To make sure the programs across these countries continue to flourish and grow, Roots & Shoots programs in the DRC, RoC, Tanzania, and Uganda will receive a sub-grant of $25,000 per year for three years to implement a project over an asynchronous 12-month term. Staff will work to build compassion and action in youth and empower them in their communities with support from adult mentors. Projects will combine service-learning with active engagement using ‘community mapping’ and ‘photovoice’ methods to provide maximal growth opportunities and serve as a catalyst for youth to create positive change in their communities.

About Author

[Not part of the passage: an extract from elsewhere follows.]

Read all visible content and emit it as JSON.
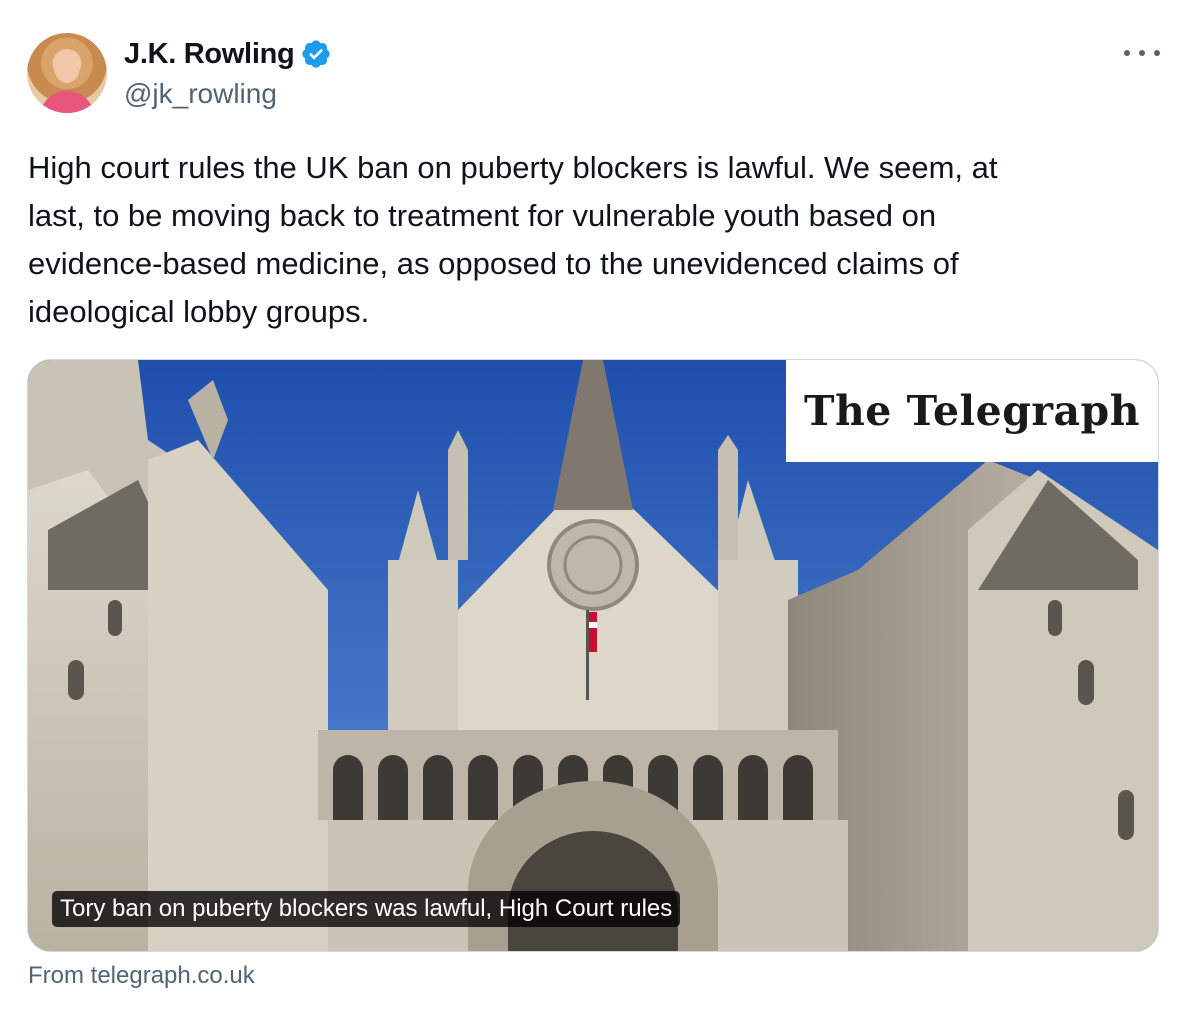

Ashley Sullivan is the Associate Director of Communications & Partnerships at the Jane Goodall Institute USA, where she works to connect individuals with Dr. Jane Goodall's vision, and the JGI mission to create a better world for all by protecting the interconnections between people, other animals, and the environment. Ashley graduated Stony Brook University with a Bachelor's Degree in Anthropology and a minor in Biology, and is currently a Master's of Science Candidate for Environmental Science & Policy at Johns Hopkins University with a focus on Environmental Justice. Originally from Brooklyn, New York, now a D.C. resident, she has a varied background including nearly 10 years of expert communications and digital marketing in the social and environmental non-profit sector. Her intersectional approach to this work has been shaped by a holistic world-view, having traveled to Madagascar and Ecuador for conservation research projects, leading communications for youth social justice filmmaking programs, and as a part of several professional groups advancing Diversity, Equity, and Inclusion in environmental spaces. With skills ranging from conservation fieldwork, policy and advocacy campaigns, strategic communications, art, digital media, and design, Ashley believes in sharing information to empower and in the magic of storytelling to change hearts and minds. Through growing understanding, empathy, and justice, she is igniting positive change to create that better, more equitable world, every day.